John Huston has swiftly become a fascination of mine. His directing style and visibility in some of cinema’s finest and best-remembered projects has elevated him to a status that kept his direction relevant for the forty years of his career and forty more after he’s passed away. His work on The African Queen sees the Escape to Victory and The Maltese Falcon director tackle a more simplistic romantic piece that stars Humphrey Bogart and Katharine Hepburn. Shamefully my first experience with Hepburn and my second with Bogart, The African Queen displays the strengths that made the two leading stars world-famous.
Set during the breakout of the First World War, The African Queen follows the titular boat and its captain, Charlie Allnut (Humphrey Bogart), as he sets sail along with Rose Sayer (Katharine Hepburn). Fleeing the German army, the two team up and head downriver to take on a German warship. But that isn’t really the focus of the film, in fact, the German army and its boat are barely featured, aside from one or two frightfully tense scenes towards the end of the movie. The rest of the picture is dedicated solely to building the relationship between Allnut and Sayer. With two differing backgrounds, they must work together and come to deal with one another’s quirks and the frustrations that follow.
Bogart and Hepburn are,
as you’d expect, superb
It’s your expected romantic film, with the drunkard captain sobering himself up long enough to look at how great life with Sayer could be. Sayer is a missionary from a local church, but when it is raided by the Germans it’s not too long until she’s in the arms of Allnut. Possibly the most important aspect of any romantic film is the chemistry between the leading love interests. Hepburn and Bogart certainly provide consistently predictable chemistry with one another. The expected hatred and uncomfortable living situation push our characters to their brink, and they eventually make peace with one another long enough for romance to strike out of the blue. We learn about these two characters at the same time they’re learning about one another, and it creates a nice platform for the audience to view our leading stars as blank canvases with room to grow and blossom.
It’s rather therapeutic to see this simplistic story unfold, and even more enjoyable to see in a cracking remastering from the team over at Eureka. A crisp new rendition of the film is provided, a greatly handled remastering on the whole with plenty of special features to tide over fans of the film. Although the soundtrack isn’t the most engaging or interesting of its time, the audio and soundtrack is thoroughly amplified, with the mixing quality as good as you’d expect from a remastering.
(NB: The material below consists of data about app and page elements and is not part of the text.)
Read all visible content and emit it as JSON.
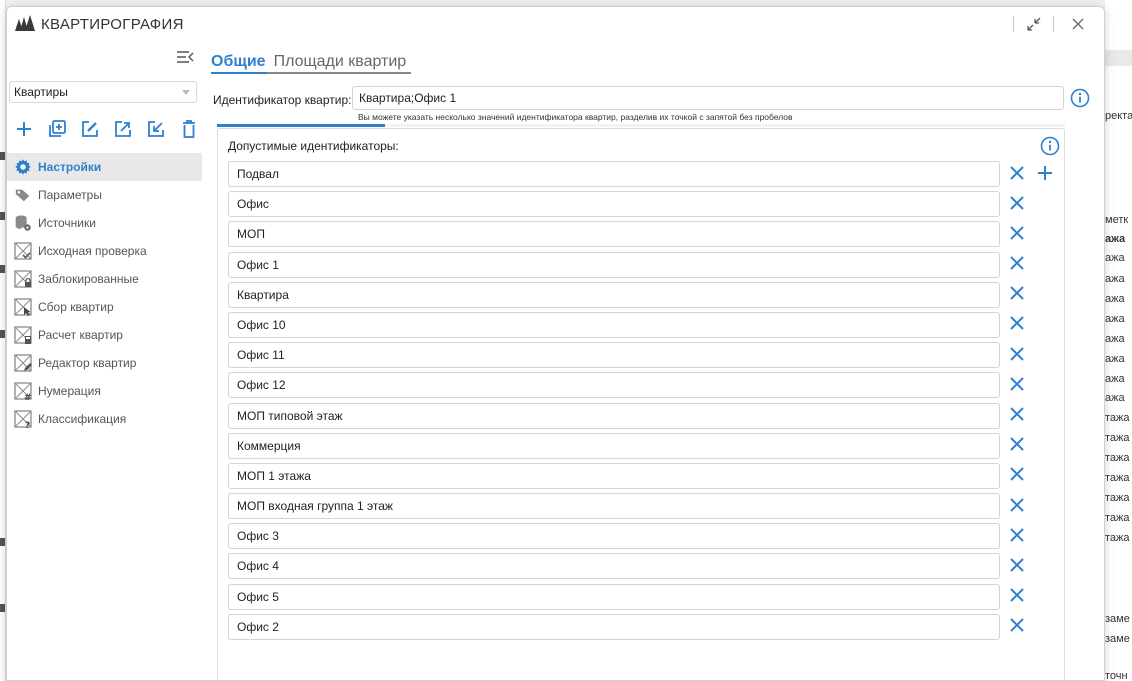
{
  "window": {
    "title": "КВАРТИРОГРАФИЯ"
  },
  "sidebar": {
    "select_value": "Квартиры",
    "nav": [
      {
        "label": "Настройки",
        "icon": "gear-icon",
        "active": true
      },
      {
        "label": "Параметры",
        "icon": "tags-icon",
        "active": false
      },
      {
        "label": "Источники",
        "icon": "database-gear-icon",
        "active": false
      },
      {
        "label": "Исходная проверка",
        "icon": "plan-check-icon",
        "active": false
      },
      {
        "label": "Заблокированные",
        "icon": "plan-lock-icon",
        "active": false
      },
      {
        "label": "Сбор квартир",
        "icon": "plan-cursor-icon",
        "active": false
      },
      {
        "label": "Расчет квартир",
        "icon": "plan-calculator-icon",
        "active": false
      },
      {
        "label": "Редактор квартир",
        "icon": "plan-edit-icon",
        "active": false
      },
      {
        "label": "Нумерация",
        "icon": "plan-hash-icon",
        "active": false
      },
      {
        "label": "Классификация",
        "icon": "plan-question-icon",
        "active": false
      }
    ]
  },
  "tabs": [
    {
      "label": "Общие",
      "active": true
    },
    {
      "label": "Площади квартир",
      "active": false
    }
  ],
  "settings": {
    "id_label": "Идентификатор квартир:",
    "id_value": "Квартира;Офис 1",
    "id_hint": "Вы можете указать несколько значений идентификатора квартир, разделив их точкой с запятой без пробелов",
    "allowed_title": "Допустимые идентификаторы:",
    "allowed": [
      "Подвал",
      "Офис",
      "МОП",
      "Офис 1",
      "Квартира",
      "Офис 10",
      "Офис 11",
      "Офис 12",
      "МОП типовой этаж",
      "Коммерция",
      "МОП 1 этажа",
      "МОП входная группа 1 этаж",
      "Офис 3",
      "Офис 4",
      "Офис 5",
      "Офис 2"
    ]
  },
  "background_app": {
    "right_texts": [
      "ректа",
      "метк",
      "ажа",
      "ажа",
      "ажа",
      "ажа",
      "ажа",
      "ажа",
      "ажа",
      "ажа",
      "ажа",
      "тажа",
      "тажа",
      "тажа",
      "тажа",
      "тажа",
      "тажа",
      "тажа",
      "заме",
      "заме",
      "точн"
    ]
  },
  "colors": {
    "accent": "#2f7fcf",
    "active_bg": "#e8e8e8",
    "icon_gray": "#8a8a8a"
  }
}
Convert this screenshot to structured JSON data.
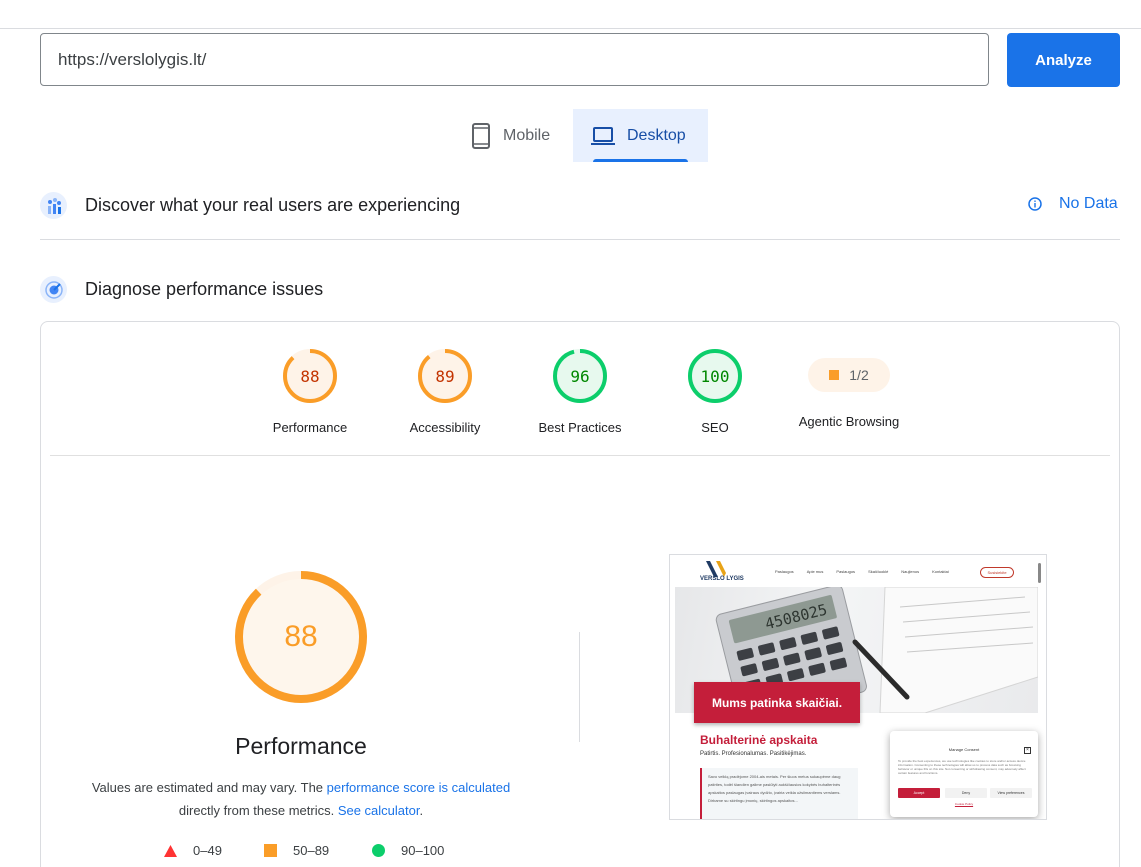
{
  "search": {
    "url_value": "https://verslolygis.lt/",
    "analyze_label": "Analyze"
  },
  "tabs": [
    {
      "label": "Mobile",
      "icon": "phone-icon",
      "selected": false
    },
    {
      "label": "Desktop",
      "icon": "laptop-icon",
      "selected": true
    }
  ],
  "field_data": {
    "title": "Discover what your real users are experiencing",
    "status": "No Data"
  },
  "diagnose": {
    "title": "Diagnose performance issues"
  },
  "categories": [
    {
      "score": "88",
      "label": "Performance",
      "value": 88,
      "color": "#fa9d28",
      "text_color": "#c33300"
    },
    {
      "score": "89",
      "label": "Accessibility",
      "value": 89,
      "color": "#fa9d28",
      "text_color": "#c33300"
    },
    {
      "score": "96",
      "label": "Best Practices",
      "value": 96,
      "color": "#0cce6b",
      "text_color": "#008800"
    },
    {
      "score": "100",
      "label": "SEO",
      "value": 100,
      "color": "#0cce6b",
      "text_color": "#008800"
    }
  ],
  "agentic": {
    "score": "1/2",
    "label": "Agentic Browsing"
  },
  "performance": {
    "score": "88",
    "value": 88,
    "title": "Performance",
    "note_prefix": "Values are estimated and may vary. The ",
    "note_link": "performance score is calculated",
    "note_middle": " directly from these metrics. ",
    "note_link2": "See calculator",
    "note_suffix": "."
  },
  "legend": [
    {
      "range": "0–49",
      "shape": "triangle",
      "color": "#ff3333"
    },
    {
      "range": "50–89",
      "shape": "square",
      "color": "#fa9d28"
    },
    {
      "range": "90–100",
      "shape": "circle",
      "color": "#0cce6b"
    }
  ],
  "screenshot": {
    "logo_text": "VERSLO LYGIS",
    "menu": [
      "Paslaugos",
      "Apie mus",
      "Paslaugos",
      "Skaičiuoklė",
      "Naujienos",
      "Kontaktai"
    ],
    "cta": "Susisiekite",
    "calculator_display": "4508025",
    "banner": "Mums patinka skaičiai.",
    "heading": "Buhalterinė apskaita",
    "subheading": "Patirtis. Profesionalumas. Pasitikėjimas.",
    "body": "Savo veiklą pradėjome 2004-ais metais. Per šiuos metus sukaupėme daug patirties, todėl šiandien galime pasiūlyti aukščiausios kokybės buhalterinės apskaitos paslaugas įvairaus dydžio, įvairia veikla užsiimantiems verslams. Dirbame su skirtingu įmonių, skirtingos apskaitos...",
    "consent_title": "Manage Consent",
    "consent_body": "To provide the best experiences, we use technologies like cookies to store and/or access device information. Consenting to these technologies will allow us to process data such as browsing behavior or unique IDs on this site. Not consenting or withdrawing consent, may adversely affect certain features and functions.",
    "accept": "Accept",
    "deny": "Deny",
    "preferences": "View preferences",
    "cookie_policy": "Cookie Policy"
  }
}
Bogart and Hepburn are, as you’d expect, superb alongside one another. Bogart for me will forever be that charming lead from Casablanca, and for him to go on to The African Queen is such a shock to the system. He plays more or less the same style you’d expect from Bogart, but it’s nothing alike his other film roles. Allnut is unwashed, a drunkard with nothing really to live for, yet he is content in this and enjoys the frivolous freedoms the river provides him. Throwing Katharine Hepburn’s performance as Rose Sayer into the mix provides him with the wake-up call he needs. Hepburn is certainly a solid cast member, her quarrels with Allnut eat up the first hour until she’s turned on her head by their shared love of the river and its dangerous trail.
If you’re expecting depth from The African Queen, you’d best think again. For while its performances are strong enough to carry us through this voyage, they’re certainly not intricate or thorough, exemplary pieces of Bogart or Hepburn’s abilities as performers. At the time this film released, it felt as if Bogart and Hepburn had already found their footing in the genre, and The African Queen feels like child’s play. If it weren’t for their presence within the film, and some excellent direction from John Huston, there’d be little to recommend here. However, we’re given the strength of two great performers and one superb director with the trio working wonders with a plot and script that feels extremely basic. The African Queen is a light-hearted piece that just so happens to take place during a terrifying moment of history.